Studying relations between community and land in the context of depopulation raises several key questions: Through which archives and material landscapes might we access histories of depopulation? Which political and cultural processes are rendered visible by earthquakes, floods, landslides and crop failures? How do such events function as vehicles for social and political transformation? How are emptying towns shaped contemporaneously to urban expansion and other transregional processes? In what ways can we deepen awareness of the material histories connecting communities and land on European and Mediterranean peripheries?
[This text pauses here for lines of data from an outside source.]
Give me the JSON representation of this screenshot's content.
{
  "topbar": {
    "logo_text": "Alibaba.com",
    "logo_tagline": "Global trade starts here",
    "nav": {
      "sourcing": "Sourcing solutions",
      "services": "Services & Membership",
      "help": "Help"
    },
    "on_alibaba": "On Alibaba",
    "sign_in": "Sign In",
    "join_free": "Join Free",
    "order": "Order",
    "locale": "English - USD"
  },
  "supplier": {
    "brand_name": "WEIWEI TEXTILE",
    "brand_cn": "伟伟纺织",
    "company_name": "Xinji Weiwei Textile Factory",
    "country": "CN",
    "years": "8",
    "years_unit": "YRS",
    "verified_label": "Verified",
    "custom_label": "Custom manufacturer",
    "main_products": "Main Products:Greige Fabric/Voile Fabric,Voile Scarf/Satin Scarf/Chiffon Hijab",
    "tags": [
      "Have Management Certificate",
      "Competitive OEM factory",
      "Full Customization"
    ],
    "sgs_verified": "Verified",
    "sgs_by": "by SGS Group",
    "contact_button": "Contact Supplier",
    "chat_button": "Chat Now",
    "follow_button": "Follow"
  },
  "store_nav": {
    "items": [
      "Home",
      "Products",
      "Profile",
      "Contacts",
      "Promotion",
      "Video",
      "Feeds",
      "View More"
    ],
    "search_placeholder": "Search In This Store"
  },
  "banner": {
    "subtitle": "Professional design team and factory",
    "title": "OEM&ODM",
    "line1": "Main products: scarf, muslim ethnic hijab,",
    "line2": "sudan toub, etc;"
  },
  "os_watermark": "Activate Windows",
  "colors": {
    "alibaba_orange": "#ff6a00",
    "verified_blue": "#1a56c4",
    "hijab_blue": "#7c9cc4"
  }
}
Using the tools of global microhistory and historical anthropology, my research seeks to understand how Petrizzi and its material landscapes provide insight on processes that cross regional and temporal boundaries. I trace a series of events and questions connecting people and land. With the slow dissolution of baronial estates during the nineteenth century, a land-purchasing ‘mania’ fuelled emigration. Attempting to maintain power, landowners barred infrastructural development schemes, such as a road connecting the town to the countryside and surrounding towns. Peasants petitioned against this act and occupied public land. Over the course of the twentieth century, the growing occurrence of landslides, fires and crop failures was linked to the absence of maintenance due to emigration. In 1951, floods destroyed over 200 houses and pushed the municipality to consider relocating to the nearby ‘hamlet’ on former communal lands. From that moment onwards, the population declined to less than one quarter its population at the turn of the century. With this project, I hope to show how ‘community’ and ‘nature’ became increasingly entrenched, shedding light on the larger conjuncture of migration, environment and depopulation.